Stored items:
━━━━━━
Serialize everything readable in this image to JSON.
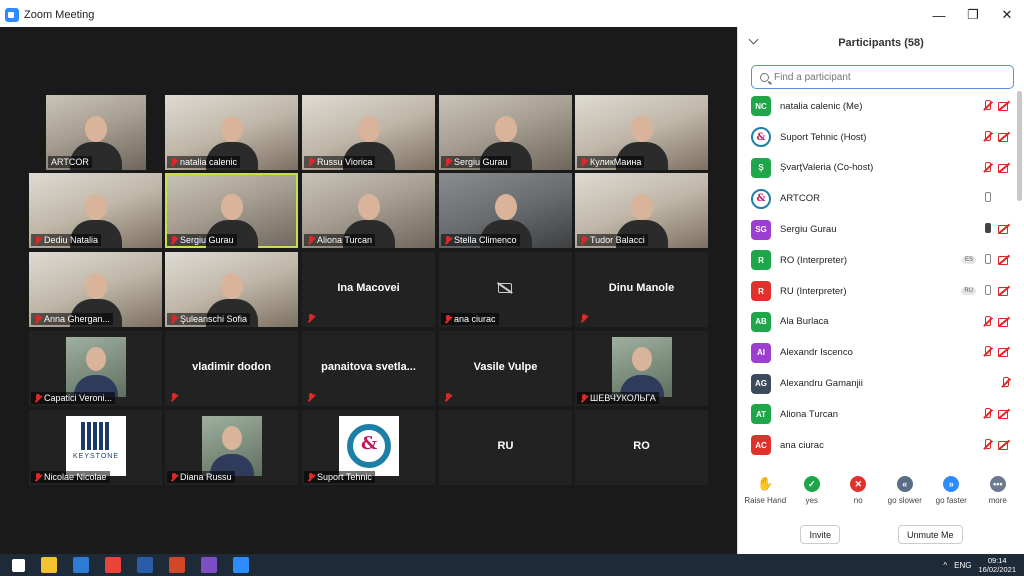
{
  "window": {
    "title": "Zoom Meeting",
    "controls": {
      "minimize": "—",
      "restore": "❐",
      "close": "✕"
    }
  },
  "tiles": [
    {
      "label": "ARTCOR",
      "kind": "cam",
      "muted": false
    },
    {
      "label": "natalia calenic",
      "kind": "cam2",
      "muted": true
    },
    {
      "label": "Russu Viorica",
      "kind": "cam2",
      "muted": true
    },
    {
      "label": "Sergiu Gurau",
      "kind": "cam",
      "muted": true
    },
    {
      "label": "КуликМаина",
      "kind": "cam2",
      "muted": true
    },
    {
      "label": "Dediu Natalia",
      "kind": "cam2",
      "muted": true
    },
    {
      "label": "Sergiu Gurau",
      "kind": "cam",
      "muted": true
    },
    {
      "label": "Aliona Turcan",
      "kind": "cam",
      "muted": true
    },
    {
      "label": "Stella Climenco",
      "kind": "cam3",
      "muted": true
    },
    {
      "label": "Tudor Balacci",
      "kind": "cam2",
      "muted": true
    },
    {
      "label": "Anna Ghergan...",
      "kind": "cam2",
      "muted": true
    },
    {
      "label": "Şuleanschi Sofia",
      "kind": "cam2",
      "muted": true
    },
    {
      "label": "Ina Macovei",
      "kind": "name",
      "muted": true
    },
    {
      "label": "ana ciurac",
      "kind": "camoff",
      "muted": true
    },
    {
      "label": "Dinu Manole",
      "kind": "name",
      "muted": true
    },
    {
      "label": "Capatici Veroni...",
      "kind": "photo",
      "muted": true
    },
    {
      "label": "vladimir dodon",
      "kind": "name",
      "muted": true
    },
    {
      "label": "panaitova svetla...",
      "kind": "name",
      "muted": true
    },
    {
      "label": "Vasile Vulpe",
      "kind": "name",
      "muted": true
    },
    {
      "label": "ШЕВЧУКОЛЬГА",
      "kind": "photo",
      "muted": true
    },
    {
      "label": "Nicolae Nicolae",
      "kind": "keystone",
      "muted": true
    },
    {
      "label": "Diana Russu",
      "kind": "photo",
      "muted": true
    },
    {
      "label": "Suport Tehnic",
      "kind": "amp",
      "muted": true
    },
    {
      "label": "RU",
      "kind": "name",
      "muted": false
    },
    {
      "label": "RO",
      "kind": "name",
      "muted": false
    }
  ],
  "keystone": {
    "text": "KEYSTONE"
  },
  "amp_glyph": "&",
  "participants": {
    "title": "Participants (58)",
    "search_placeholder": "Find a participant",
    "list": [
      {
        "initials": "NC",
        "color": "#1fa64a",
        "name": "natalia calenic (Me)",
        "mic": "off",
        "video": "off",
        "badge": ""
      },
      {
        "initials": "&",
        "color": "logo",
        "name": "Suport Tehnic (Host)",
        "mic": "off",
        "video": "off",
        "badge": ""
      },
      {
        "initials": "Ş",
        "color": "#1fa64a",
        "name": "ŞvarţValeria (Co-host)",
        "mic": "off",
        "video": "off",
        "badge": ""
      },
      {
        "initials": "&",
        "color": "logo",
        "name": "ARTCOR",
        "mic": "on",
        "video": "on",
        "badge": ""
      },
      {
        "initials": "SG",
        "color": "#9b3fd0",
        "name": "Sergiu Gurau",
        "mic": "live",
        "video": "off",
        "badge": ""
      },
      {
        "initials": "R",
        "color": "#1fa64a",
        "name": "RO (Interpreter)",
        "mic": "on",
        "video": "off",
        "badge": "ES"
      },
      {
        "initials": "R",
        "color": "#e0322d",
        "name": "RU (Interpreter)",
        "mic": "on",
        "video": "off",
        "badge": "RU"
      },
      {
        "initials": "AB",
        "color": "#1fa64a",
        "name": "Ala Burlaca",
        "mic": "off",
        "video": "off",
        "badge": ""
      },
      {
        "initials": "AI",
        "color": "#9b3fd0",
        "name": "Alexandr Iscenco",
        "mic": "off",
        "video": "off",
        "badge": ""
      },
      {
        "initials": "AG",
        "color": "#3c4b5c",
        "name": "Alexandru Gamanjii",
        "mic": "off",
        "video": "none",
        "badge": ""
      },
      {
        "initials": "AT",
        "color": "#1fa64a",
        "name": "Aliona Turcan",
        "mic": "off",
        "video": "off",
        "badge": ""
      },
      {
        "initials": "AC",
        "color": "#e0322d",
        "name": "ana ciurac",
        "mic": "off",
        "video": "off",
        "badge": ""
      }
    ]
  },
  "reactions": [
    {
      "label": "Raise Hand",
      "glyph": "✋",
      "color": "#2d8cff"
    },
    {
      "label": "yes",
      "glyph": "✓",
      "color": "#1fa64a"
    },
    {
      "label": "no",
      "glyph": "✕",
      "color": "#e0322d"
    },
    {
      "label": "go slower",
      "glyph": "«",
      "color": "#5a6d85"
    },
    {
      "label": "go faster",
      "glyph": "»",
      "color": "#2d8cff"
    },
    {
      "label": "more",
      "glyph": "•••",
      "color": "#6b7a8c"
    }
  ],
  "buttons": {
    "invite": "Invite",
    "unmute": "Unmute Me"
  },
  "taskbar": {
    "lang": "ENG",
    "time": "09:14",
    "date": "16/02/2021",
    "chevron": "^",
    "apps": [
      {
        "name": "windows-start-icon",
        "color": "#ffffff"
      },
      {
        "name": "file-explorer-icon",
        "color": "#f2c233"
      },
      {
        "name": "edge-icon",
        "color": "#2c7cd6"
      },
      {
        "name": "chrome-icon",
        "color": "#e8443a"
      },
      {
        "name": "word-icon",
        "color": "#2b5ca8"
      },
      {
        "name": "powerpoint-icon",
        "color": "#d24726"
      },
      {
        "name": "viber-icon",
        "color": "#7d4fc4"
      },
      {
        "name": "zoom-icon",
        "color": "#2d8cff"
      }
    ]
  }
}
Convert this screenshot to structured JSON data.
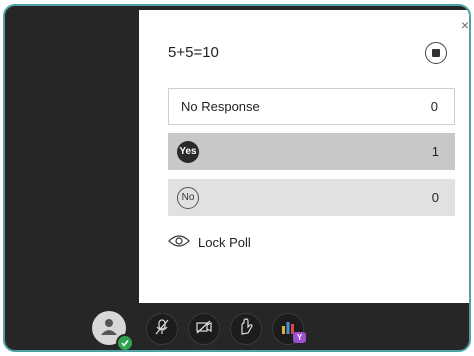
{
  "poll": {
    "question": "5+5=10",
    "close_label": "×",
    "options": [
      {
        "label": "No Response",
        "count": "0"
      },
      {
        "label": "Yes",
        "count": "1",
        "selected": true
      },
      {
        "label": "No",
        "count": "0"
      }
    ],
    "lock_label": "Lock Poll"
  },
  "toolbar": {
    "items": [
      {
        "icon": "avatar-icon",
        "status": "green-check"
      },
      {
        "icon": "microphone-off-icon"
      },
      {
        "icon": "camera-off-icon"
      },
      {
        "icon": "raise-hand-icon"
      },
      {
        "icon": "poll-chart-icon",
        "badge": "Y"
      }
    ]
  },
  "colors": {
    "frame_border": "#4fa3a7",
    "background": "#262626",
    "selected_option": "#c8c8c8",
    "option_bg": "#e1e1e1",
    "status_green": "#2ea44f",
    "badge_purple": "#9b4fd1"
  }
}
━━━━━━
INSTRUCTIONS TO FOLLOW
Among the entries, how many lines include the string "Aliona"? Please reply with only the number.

EXERCISE RESULT
2